Hi Joel, thanks for the reply. I'm trying to get rid of the rotor altogether. The bulk of my stations are in the same spot almost due north, then there's a second group almost due east. I'd like to pick up both groups simultaneously without having to rotate anything. If I go the yagi route, it'll have to be two yagis and the gain of the two will have to be at least 3dB better than the U-75R to make up for the loss in combining. Optimally, I'd like the gain figure to be significantly more than 3dB better to get a stronger signal to carry me through the electrical storms and people flipping on and off lights in the house. I could get an antenna that's both VHF and UHF for my northerly channels, but looking at most of the specs it seems that standalone VHF and UHF antennas tend to have better gain.

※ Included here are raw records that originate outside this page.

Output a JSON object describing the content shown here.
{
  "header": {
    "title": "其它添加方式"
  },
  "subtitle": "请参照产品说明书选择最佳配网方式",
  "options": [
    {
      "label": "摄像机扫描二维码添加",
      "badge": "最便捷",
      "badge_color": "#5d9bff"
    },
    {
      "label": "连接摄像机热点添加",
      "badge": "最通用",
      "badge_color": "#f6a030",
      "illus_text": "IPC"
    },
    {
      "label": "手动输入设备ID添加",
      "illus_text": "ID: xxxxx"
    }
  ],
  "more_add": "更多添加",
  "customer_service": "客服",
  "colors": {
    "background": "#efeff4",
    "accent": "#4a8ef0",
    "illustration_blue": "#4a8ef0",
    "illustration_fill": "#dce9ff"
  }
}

I only have a need for VHF high and that's only for two stations - one to the north and one to the southwest. I use the same cable line to feed my Sangean HDT-1 HD Radio so the FM broadcast band is a must. I have a 5 element FM yagi tied into the VHF side of the amp by itself right now, thinking of expanding that by adding a VHF high only yagi pointed southwest with the join-tenna for channel 12. Channel 8, the other station, is strong enough that it comes in anyway even if the FM yagi is less than optimal. I'm afraid without the join-tenna that combining the two will make channel 8 worse.
The big question in my mind is how to get this channel 35 in there. It would be a real bonus getting it tied in somehow but after some searching it almost seems like uncharted territory doing it without an A/B switch and doing it without a really expensive single channel notch filter. I'm thinking this cable box idea *may* work. Not with the newer ones which have actual tuners in them. Anything with a built in OSD definitely won't work. I'm talking 1980's vintage cable converter box. Will it work? Then next question would be if so, how well would it work since this signal is fairly weak. I'm sure if no one's tried it before someone must have the gear in their basement or something and able to try. If I don't hear anything, next hamfest I go to I'll pick one up for a dollar and try it on a strong station. Since low VHF is empty here, throwing that on the VHF side of the amplifier seems like a solution! Then again I'd hate for a 30 year old converter box to blow a capacitor and catch fire in my attic!